US7126298Apr 22, 2003Oct 24, 2006Borealis Technical LimitedMesh connected brake array for electrical rotating machines
US7327105Sep 21, 2006Feb 5, 2008Borealis Technical LimitedMesh connected electrical rotating machine with span changing
US7375483Oct 23, 2006May 20, 2008Borealis Technical LimitedMesh connected brake array for electrical rotating machines
US7852037Apr 5, 2006Dec 14, 2010Borealis Technical LimitedInduction and switched reluctance motor
US7928683Jun 21, 2005Apr 19, 2011Borealis Technical LimitedHigh phase order AC machine with short pitch winding
US8198746Sep 11, 2007Jun 12, 2012Borealis Technical LimitedChimney turbine
US8258665Dec 13, 2005Sep 4, 2012Borealis Technical LimitedMotor winding
WO2002035689A1 *Oct 22, 2001May 2, 2002Borealis Tech LtdHigh phase order motor with mesh connected windings
Classifications
U.S. Classification318/696, 318/685
International ClassificationH02K37/04, H02P8/14
Cooperative ClassificationH02P8/14, H02K37/04
European ClassificationH02K37/04, H02P8/14
Legal Events
DateCodeEventDescription
Feb 9, 1998FPAYFee payment
Year of fee payment: 12
Feb 15, 1994FPAYFee payment
Year of fee payment: 8
Sep 11, 1989FPAYFee payment
Year of fee payment: 4
Jul 25, 1985ASAssignment
Owner name: MYCOM KABUSHIKI KAISHA, 12, MINAMIGEBANOCHO, SAGAH

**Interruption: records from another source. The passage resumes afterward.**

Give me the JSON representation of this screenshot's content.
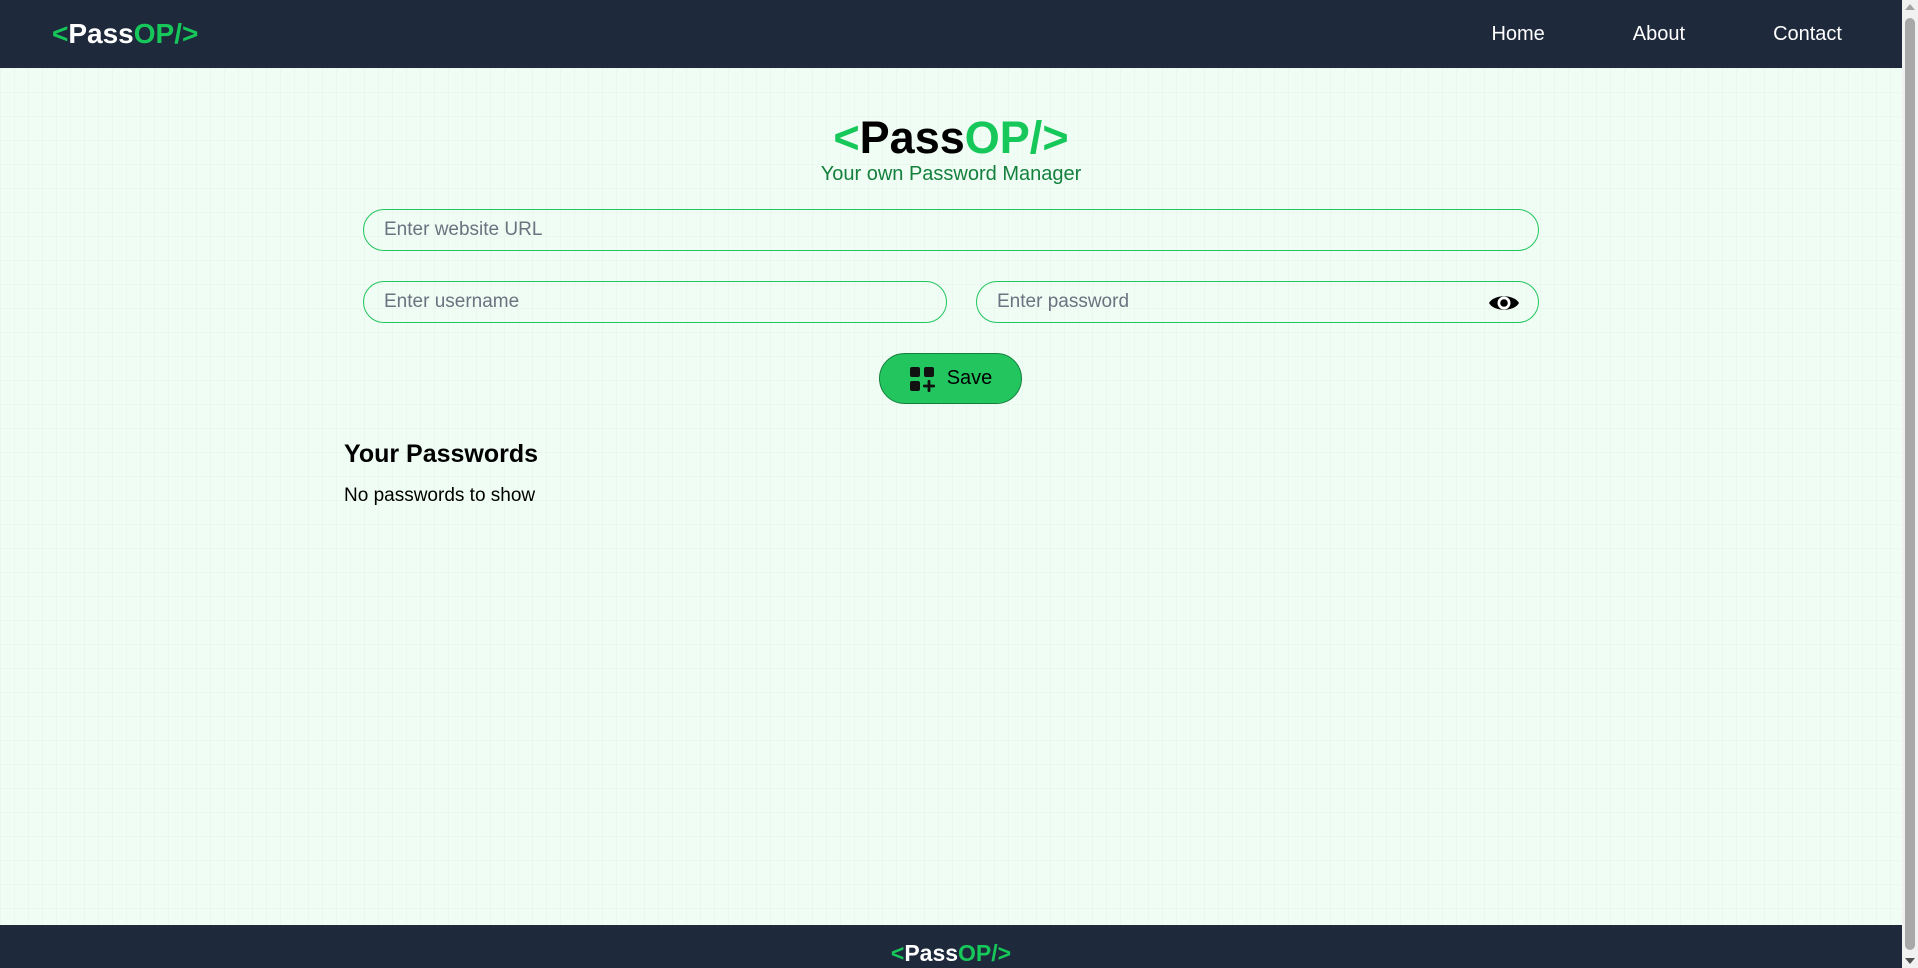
{
  "nav": {
    "logo": {
      "open": "<",
      "pass": "Pass",
      "op": "OP/",
      "close": ">"
    },
    "links": [
      "Home",
      "About",
      "Contact"
    ]
  },
  "hero": {
    "logo": {
      "open": "<",
      "pass": "Pass",
      "op": "OP/",
      "close": ">"
    },
    "subtitle": "Your own Password Manager"
  },
  "form": {
    "url_placeholder": "Enter website URL",
    "username_placeholder": "Enter username",
    "password_placeholder": "Enter password",
    "save_label": "Save"
  },
  "passwords": {
    "title": "Your Passwords",
    "empty_text": "No passwords to show"
  },
  "footer": {
    "logo": {
      "open": "<",
      "pass": "Pass",
      "op": "OP/",
      "close": ">"
    }
  },
  "colors": {
    "nav_bg": "#1e293b",
    "accent": "#22c55e",
    "page_bg": "#f0fdf4"
  },
  "icons": {
    "eye": "eye-icon",
    "save": "grid-plus-icon"
  }
}
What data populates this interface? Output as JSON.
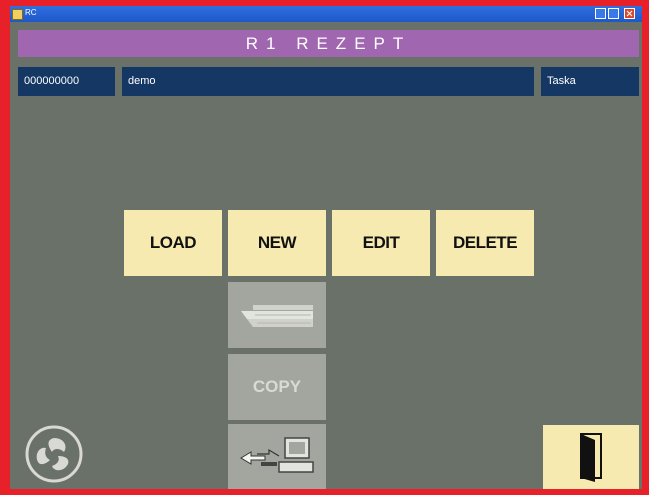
{
  "window": {
    "title": "RC"
  },
  "header": {
    "title": "R1 REZEPT"
  },
  "fields": {
    "id": "000000000",
    "name": "demo",
    "user": "Taska"
  },
  "buttons": {
    "load": "LOAD",
    "new": "NEW",
    "edit": "EDIT",
    "delete": "DELETE",
    "copy": "COPY"
  },
  "colors": {
    "background": "#6a7168",
    "header": "#a066b0",
    "field": "#153764",
    "button": "#f7eab0",
    "disabled": "#a3a69e",
    "frame": "#e8202a"
  },
  "icons": [
    "keyboard-icon",
    "transfer-computer-icon",
    "exit-door-icon",
    "logo-icon"
  ]
}
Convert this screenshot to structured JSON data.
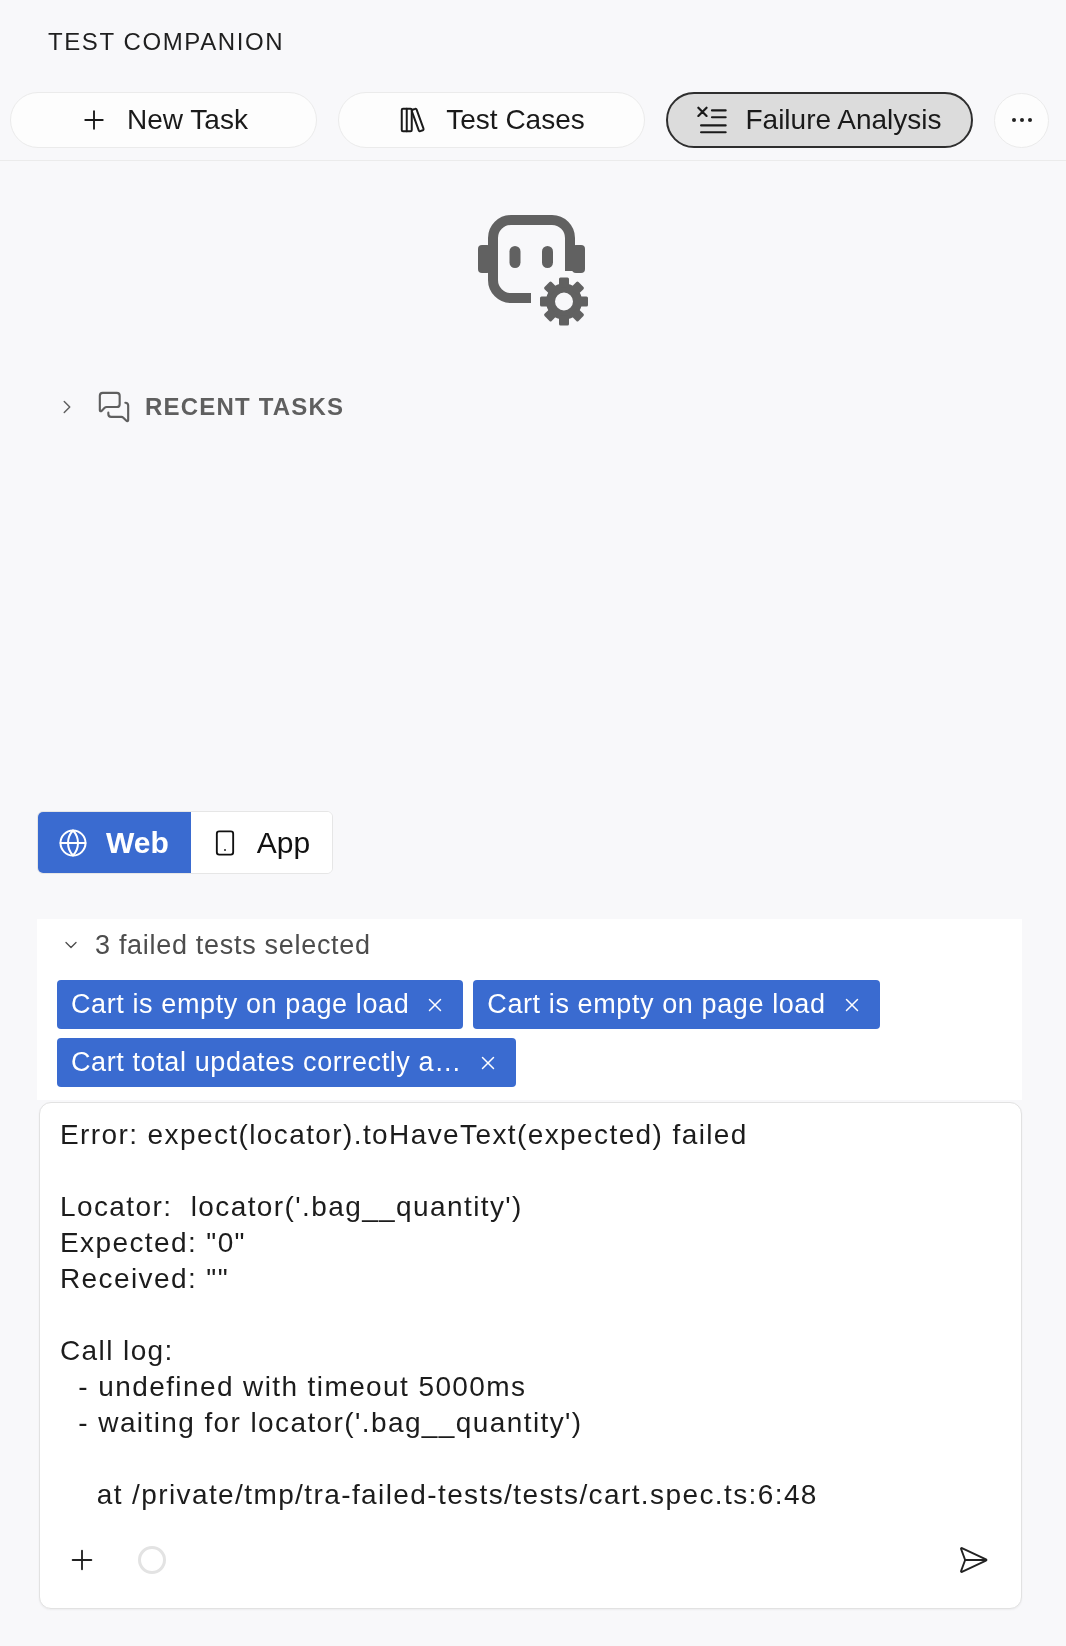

Free format text: ASSIGNMENT OF ASSIGNORS INTEREST.;ASSIGNOR:SETOYA, NOBORU;REEL/FRAME:004435/0895
Effective date: 19850719